“The average age of Members of the House at the beginning of the 112th Congress was 56.7 years; and of Senators, 62.2 years. The overwhelming majority of Members have a college education. The dominant professions of Members are public service/politics, business, and law. Protestants collectively constitute the majority religious affiliation of Members. Roman Catholics account for the largest single religious denomination, and numerous other affiliations are represented.” – Manning, 2011

Given the unavoidable fact that some of these politically motivated individuals MUST be non-religious (despite there being no professing unbelievers in the houses at this time), the question then arises: Are they claiming religion for personal gain, or are they claiming religion for personal gain?

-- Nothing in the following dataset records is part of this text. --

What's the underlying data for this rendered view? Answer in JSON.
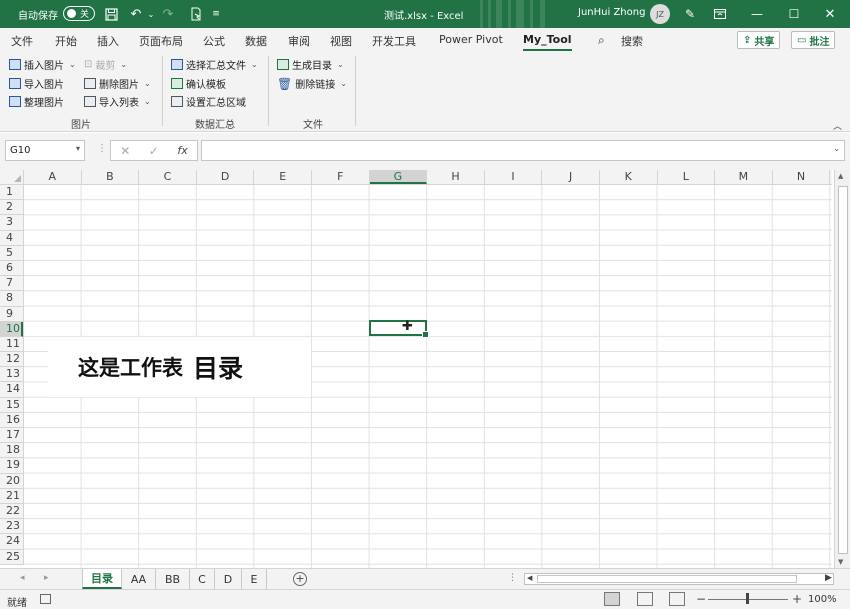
{
  "titlebar": {
    "autosave_label": "自动保存",
    "autosave_state": "关",
    "document_title": "测试.xlsx  -  Excel",
    "user_name": "JunHui Zhong",
    "user_initials": "JZ"
  },
  "tabs": [
    "文件",
    "开始",
    "插入",
    "页面布局",
    "公式",
    "数据",
    "审阅",
    "视图",
    "开发工具",
    "Power Pivot",
    "My_Tool"
  ],
  "tab_search": "搜索",
  "share_label": "共享",
  "comment_label": "批注",
  "ribbon": {
    "group_picture": {
      "label": "图片",
      "insert_picture": "插入图片",
      "import_picture": "导入图片",
      "organize_picture": "整理图片",
      "crop": "裁剪",
      "delete_picture": "删除图片",
      "import_list": "导入列表"
    },
    "group_summary": {
      "label": "数据汇总",
      "select_summary_file": "选择汇总文件",
      "confirm_template": "确认模板",
      "set_summary_range": "设置汇总区域"
    },
    "group_file": {
      "label": "文件",
      "generate_toc": "生成目录",
      "delete_links": "删除链接"
    }
  },
  "formula_bar": {
    "name_box": "G10",
    "fx_label": "fx",
    "formula": ""
  },
  "grid": {
    "columns": [
      "A",
      "B",
      "C",
      "D",
      "E",
      "F",
      "G",
      "H",
      "I",
      "J",
      "K",
      "L",
      "M",
      "N"
    ],
    "rows": [
      "1",
      "2",
      "3",
      "4",
      "5",
      "6",
      "7",
      "8",
      "9",
      "10",
      "11",
      "12",
      "13",
      "14",
      "15",
      "16",
      "17",
      "18",
      "19",
      "20",
      "21",
      "22",
      "23",
      "24",
      "25"
    ],
    "selected_column": "G",
    "selected_row": "10",
    "textbox_main": "这是工作表",
    "textbox_big": "目录"
  },
  "sheets": [
    "目录",
    "AA",
    "BB",
    "C",
    "D",
    "E"
  ],
  "active_sheet": "目录",
  "statusbar": {
    "ready": "就绪",
    "zoom": "100%"
  },
  "colors": {
    "accent": "#217346"
  }
}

Clearly this is a non-question, but under the surface a genuine question lurks: Does this belief inure the individual from the fundamental injustice of their wealth at the expense of their fellow Americans, or do they adopt an outwardly religious pose to assure the masses that they are merely there by the grace of God? I would suggest that this dichotomy is no dichotomy at all – both are hypocritical. Try as I might, I see no third option; at most, I see variants of these two.

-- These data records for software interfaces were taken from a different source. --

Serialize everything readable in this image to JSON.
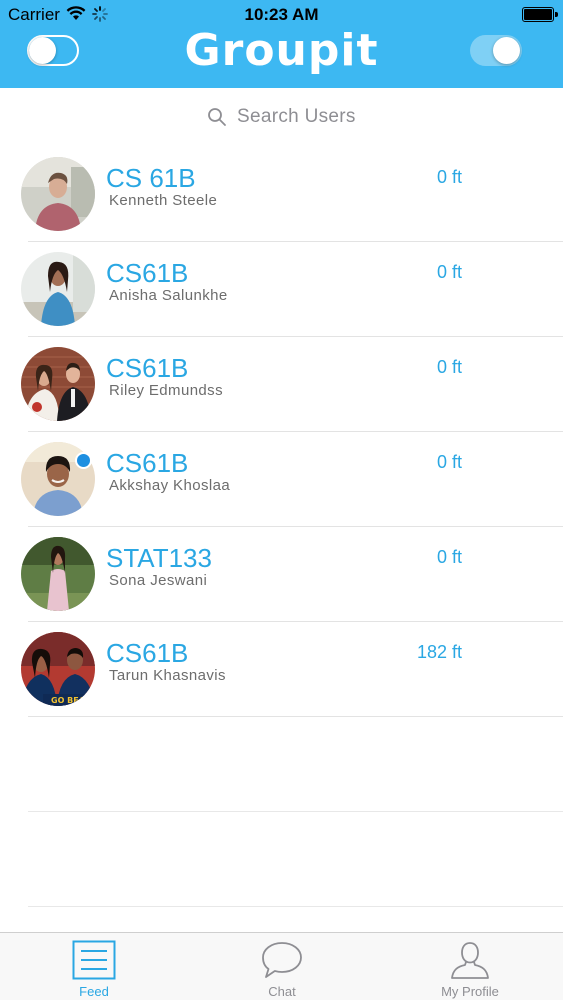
{
  "status_bar": {
    "carrier": "Carrier",
    "time": "10:23 AM"
  },
  "header": {
    "title": "Groupit",
    "left_toggle_on": false,
    "right_toggle_on": true
  },
  "search": {
    "placeholder": "Search Users"
  },
  "users": [
    {
      "course": "CS 61B",
      "name": "Kenneth Steele",
      "distance": "0 ft",
      "online": false
    },
    {
      "course": "CS61B",
      "name": "Anisha Salunkhe",
      "distance": "0 ft",
      "online": false
    },
    {
      "course": "CS61B",
      "name": "Riley Edmundss",
      "distance": "0 ft",
      "online": false
    },
    {
      "course": "CS61B",
      "name": "Akkshay Khoslaa",
      "distance": "0 ft",
      "online": true
    },
    {
      "course": "STAT133",
      "name": "Sona Jeswani",
      "distance": "0 ft",
      "online": false
    },
    {
      "course": "CS61B",
      "name": "Tarun Khasnavis",
      "distance": "182 ft",
      "online": false
    }
  ],
  "tabs": [
    {
      "label": "Feed",
      "icon": "feed-list-icon",
      "active": true
    },
    {
      "label": "Chat",
      "icon": "chat-bubble-icon",
      "active": false
    },
    {
      "label": "My Profile",
      "icon": "profile-person-icon",
      "active": false
    }
  ],
  "colors": {
    "brand": "#3db8f2",
    "accent_text": "#2aa7e3",
    "online_dot": "#1e8fe0"
  }
}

It is interesting to note that the two political parties have, in general terms, qualitatively different approaches to the issue of wealth. Liberals don’t really have a coherent narrative regarding wealth, aside from occasional attempts to enact progressive taxation and wealth redistribution. There is also a notable propensity amongst Democratic donors to be known for their humanitarian giving (e.g. Warren Buffett and George Soros). Republicans, on the other hand, have rationalised wealth as indicative of moral worth (Lakoff, 2002), conflating merit with money. Of course, it’s hard to maintain this position of moral authority when the majority of members of Congress (of both parties) are from very well paid professions that seem to attract those high in psychopathic tendencies (CEO and Lawyer are listed at first and second, respectively, and Civil Servant is listed at tenth).

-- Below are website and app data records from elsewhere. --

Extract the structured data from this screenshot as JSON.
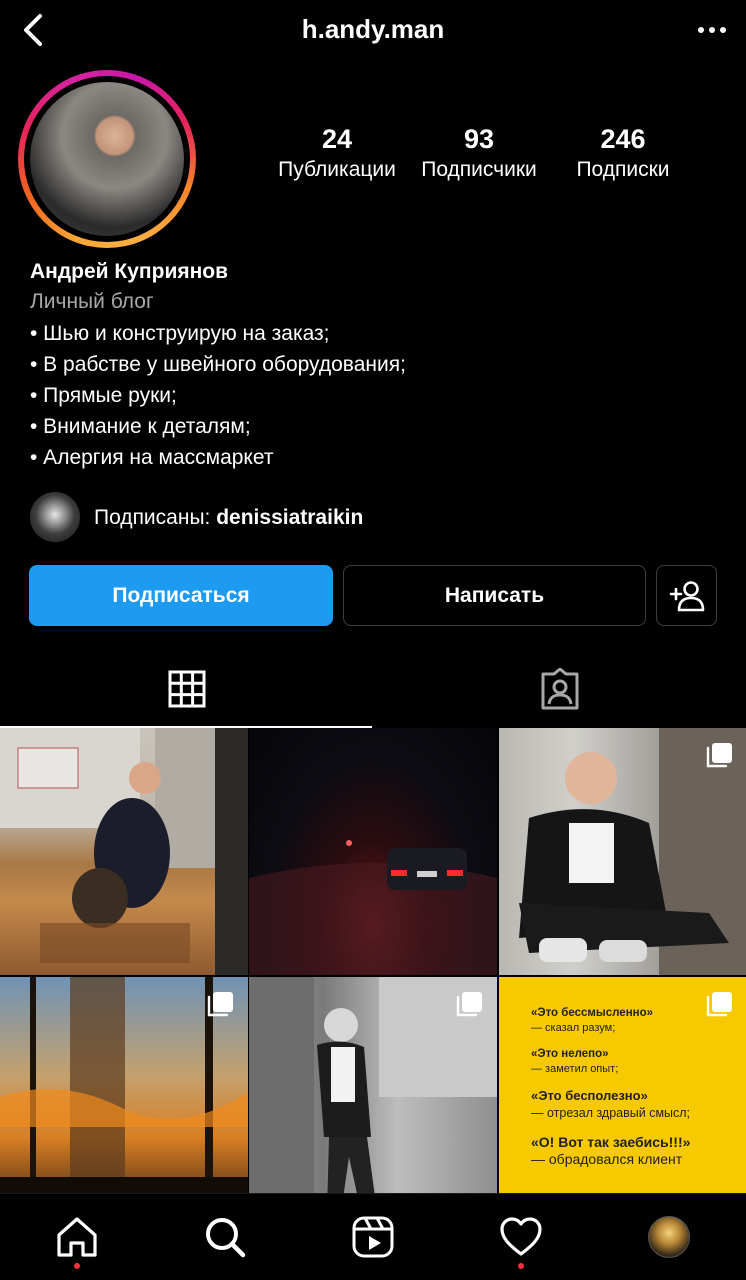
{
  "header": {
    "username": "h.andy.man",
    "back_icon": "chevron-left-icon",
    "more_icon": "more-horizontal-icon"
  },
  "profile": {
    "stats": [
      {
        "value": "24",
        "label": "Публикации"
      },
      {
        "value": "93",
        "label": "Подписчики"
      },
      {
        "value": "246",
        "label": "Подписки"
      }
    ],
    "name": "Андрей Куприянов",
    "category": "Личный блог",
    "bio_lines": [
      "• Шью и конструирую на заказ;",
      "• В рабстве у швейного оборудования;",
      "• Прямые руки;",
      "• Внимание к деталям;",
      "• Алергия на массмаркет"
    ],
    "followed_by_prefix": "Подписаны: ",
    "followed_by_user": "denissiatraikin"
  },
  "actions": {
    "follow_label": "Подписаться",
    "message_label": "Написать",
    "follow_color": "#1c9bf0"
  },
  "tabs": [
    {
      "name": "posts-grid",
      "icon": "grid-icon",
      "active": true
    },
    {
      "name": "tagged",
      "icon": "tagged-person-icon",
      "active": false
    }
  ],
  "grid": {
    "quote_post": {
      "lines": [
        {
          "style": "bold",
          "text": "«Это бессмысленно»"
        },
        {
          "style": "small",
          "text": "— сказал разум;"
        },
        {
          "style": "bold",
          "text": "«Это нелепо»"
        },
        {
          "style": "small",
          "text": "— заметил опыт;"
        },
        {
          "style": "bigbold",
          "text": "«Это бесполезно»"
        },
        {
          "style": "big",
          "text": "— отрезал здравый смысл;"
        },
        {
          "style": "bigbold",
          "text": "«О! Вот так заебись!!!»"
        },
        {
          "style": "big",
          "text": "— обрадовался клиент"
        }
      ]
    }
  },
  "bottom_nav": [
    {
      "icon": "home-icon",
      "dot": true
    },
    {
      "icon": "search-icon",
      "dot": false
    },
    {
      "icon": "reels-icon",
      "dot": false
    },
    {
      "icon": "heart-icon",
      "dot": true
    },
    {
      "icon": "profile-avatar",
      "dot": false
    }
  ]
}
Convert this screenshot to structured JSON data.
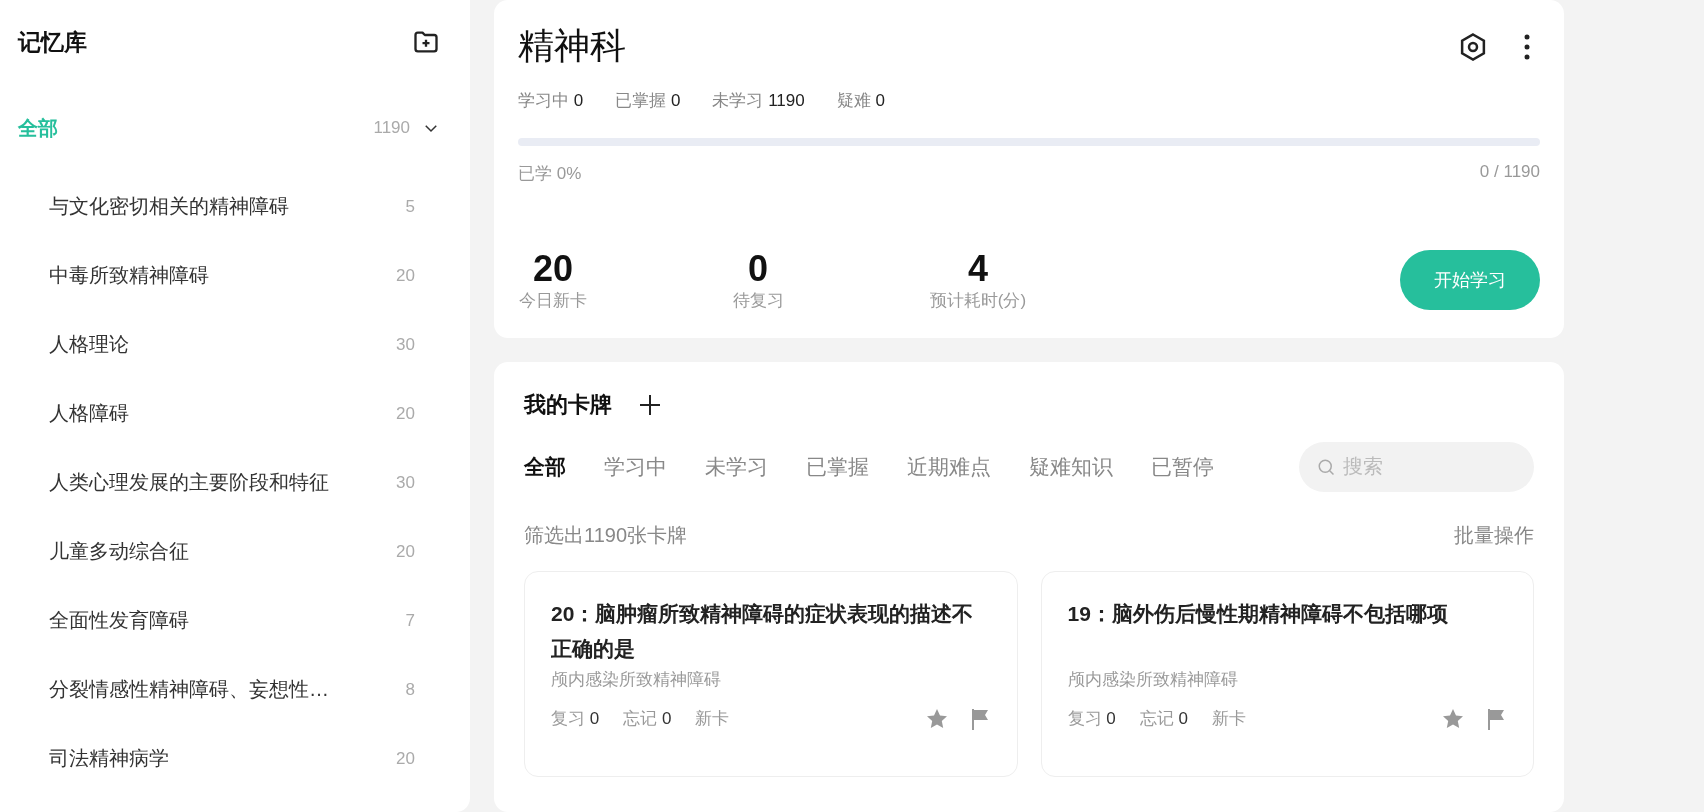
{
  "sidebar": {
    "title": "记忆库",
    "all": {
      "label": "全部",
      "count": "1190",
      "selected": true,
      "expanded": true
    },
    "items": [
      {
        "label": "与文化密切相关的精神障碍",
        "count": "5",
        "selected": false
      },
      {
        "label": "中毒所致精神障碍",
        "count": "20",
        "selected": false
      },
      {
        "label": "人格理论",
        "count": "30",
        "selected": false
      },
      {
        "label": "人格障碍",
        "count": "20",
        "selected": false
      },
      {
        "label": "人类心理发展的主要阶段和特征",
        "count": "30",
        "selected": false
      },
      {
        "label": "儿童多动综合征",
        "count": "20",
        "selected": false
      },
      {
        "label": "全面性发育障碍",
        "count": "7",
        "selected": false
      },
      {
        "label": "分裂情感性精神障碍、妄想性…",
        "count": "8",
        "selected": false
      },
      {
        "label": "司法精神病学",
        "count": "20",
        "selected": false
      }
    ]
  },
  "deck": {
    "title": "精神科",
    "stats": [
      {
        "label": "学习中",
        "value": "0"
      },
      {
        "label": "已掌握",
        "value": "0"
      },
      {
        "label": "未学习",
        "value": "1190"
      },
      {
        "label": "疑难",
        "value": "0"
      }
    ],
    "progress": {
      "level": 0,
      "label": "已学 0%",
      "reading": "0 / 1190"
    },
    "metrics": [
      {
        "value": "20",
        "label": "今日新卡"
      },
      {
        "value": "0",
        "label": "待复习"
      },
      {
        "value": "4",
        "label": "预计耗时(分)"
      }
    ],
    "start_button": "开始学习"
  },
  "cards_panel": {
    "title": "我的卡牌",
    "tabs": [
      {
        "label": "全部",
        "selected": true
      },
      {
        "label": "学习中",
        "selected": false
      },
      {
        "label": "未学习",
        "selected": false
      },
      {
        "label": "已掌握",
        "selected": false
      },
      {
        "label": "近期难点",
        "selected": false
      },
      {
        "label": "疑难知识",
        "selected": false
      },
      {
        "label": "已暂停",
        "selected": false
      }
    ],
    "search": {
      "placeholder": "搜索"
    },
    "filter_count": "筛选出1190张卡牌",
    "batch_action": "批量操作",
    "cards": [
      {
        "title": "20：脑肿瘤所致精神障碍的症状表现的描述不正确的是",
        "category": "颅内感染所致精神障碍",
        "reviews": {
          "label": "复习",
          "value": "0"
        },
        "forgets": {
          "label": "忘记",
          "value": "0"
        },
        "status": "新卡",
        "starred": false,
        "flagged": false
      },
      {
        "title": "19：脑外伤后慢性期精神障碍不包括哪项",
        "category": "颅内感染所致精神障碍",
        "reviews": {
          "label": "复习",
          "value": "0"
        },
        "forgets": {
          "label": "忘记",
          "value": "0"
        },
        "status": "新卡",
        "starred": false,
        "flagged": false
      }
    ]
  }
}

“Psychopathy is a personality disorder that has been variously described as characterized by shallow emotions (in particular reduced fear), stress tolerance, lacking empathy, coldheartedness, lacking guilt, egocentricity, superficial character, manipulativeness, irresponsibility, impulsivity and antisocial behaviors such as parasitic lifestyle and criminality.”

On the matter of religiosity, the parties also have different approaches. The Republicans claim religiousness at every turn, appealing directly to the religious right (obviously), and lying about their statistically likely lack of religiousness. Liberals, by comparison, avoid mentioning religion wherever possible, except where politically expedient. This a difference of degree, not type, and the reason is simple. The populace generally treat sins of commission more harshly than sins of omission (Harris, 2010), but where that sin of commission is a claim of religiosity, it is more readily overlooked, particularly by the religious right:

“On September 20, 2006 an independent Congressional-watch organization called Citizens for Responsibility and Ethics in Washington released its second annual “Most Corrupt Members of Congress Report.” Three senators and seventeen members of the House were named, most of them hold-overs from the first annual report (although the news release noted with some glee that two of the previous winners were already on their way to jail).

In other words, corruption, and overtly irreligious (one might say sinful) behaviour are not sufficient to impact on a politician’s chances, but proof of atheism will. The highly religious will put up with an incredible amount of widely reported “unChristian” behaviour (although that term seems to have lost all meaning in US politics), but they will not countenance an atheist in office (Gervais, Shariff & Norenzayan, 2011). So, let’s find (and out) atheist Republicans, as this will have one of two effects – it will either improve the stock of atheists with the highly religious (and atheists are less trusted than rapists (ibid.)), or it will remove the atheists of low integrity from the political landscape… I see both as positive outcomes.

Late addition: here are the religiosity stats for the current Congress.